McNeilly's point about the "unobtrusive" presentation of the female protagonist in Portal is very true. But Portal wasn't the first to do this. The original Metroid for the NES features the female protagonist Samas Aran, whose gender was practically hidden from most players throughout the game. Beating the game quickly enough unlocked a special ending revealing that Samus was indeed a female and not a robot. Samus' power suit helps to mask gender identity. And with the Metroid Prime series, players assume the role of a completely un-sexualized protagonist. At the same time, the Prime series is in first-person and reflects some of the conventions of the FPS genre. The absence of mentioning the Metroid series or any other Nintendo game possibly exposes McNeilly's lack of experience with such games and the possibly that they are more subversive than Portal.

Portal successfully reinvents both the "first-person" and the "shooter" elements of its genre in a manner that celebrates the empowerment of the feminine rather than subjugating it to objectification by the male gaze. The force of its message is amplified through its unconventional deployment of adversaries and genre archetypes. In doing so, it subtly yet powerfully points out to the entire industry that games needn't exist solely to service the libido.

Portal is a first-person puzzle game. Even if it were an FPS, it would not reinvent the "first-person" or the "shooter" elements. Its design is standard for puzzle games. The first-person perspective doesn't revolutionize the puzzle genre. Rather, it adds a branch to the Puzzle genre. Yes, portal is an excellent game filled with subversion to many male-conventions. However, it's just one in many that "point out to the entire industry." Perhaps, McNeilly should spend some more time with the classics, and with Nintendo games especially considering how the PC and Xbox360 markets are over saturated with traditional masculine first-person shooters.

1 comment:

john said...

I wonder if I can provoke anyone...
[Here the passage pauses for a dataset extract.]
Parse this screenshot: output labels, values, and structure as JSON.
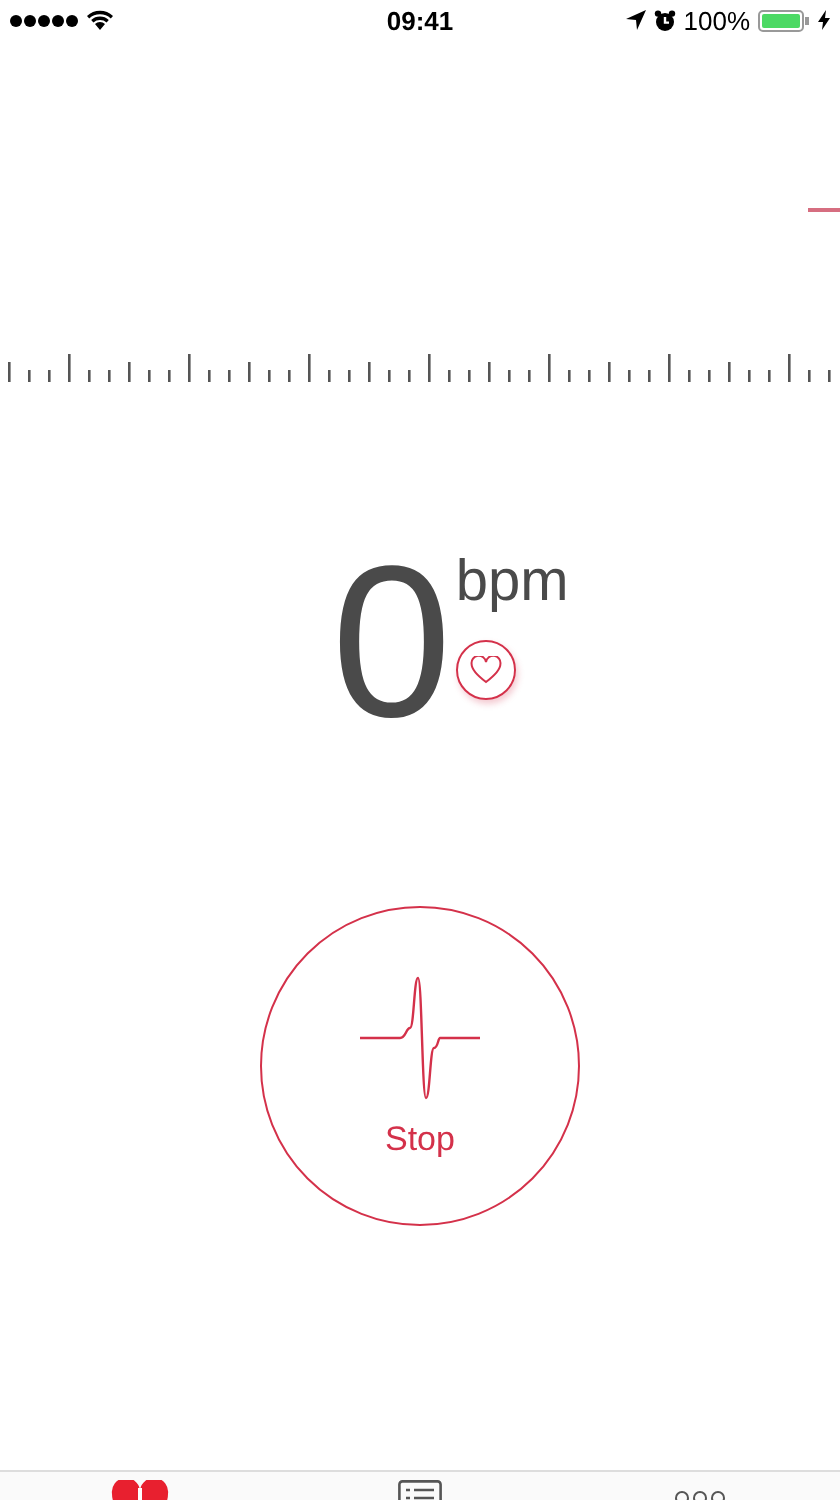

Joe McNeilly scares me. He represents a vanguard of gamers with a fondness for symbolism who want the genre to be transformed into a new addition to the humanities. He scares me because, while in symbolic works conclusions are abundant, I have never been able to find anything resembling a respect for logic in literary theory (the closest any type of criticism came to being logical was the new criticism, I think). Because of this, I think symbolism is probably the worst thing that ever happened to art. Symbolism transformed art into an extremely, extremely poor substitute for argument, and consequently a venue through which people could try to spread utterly unjustified opinions. As symbolism stalks my most beloved genre, I become more and more uneasy.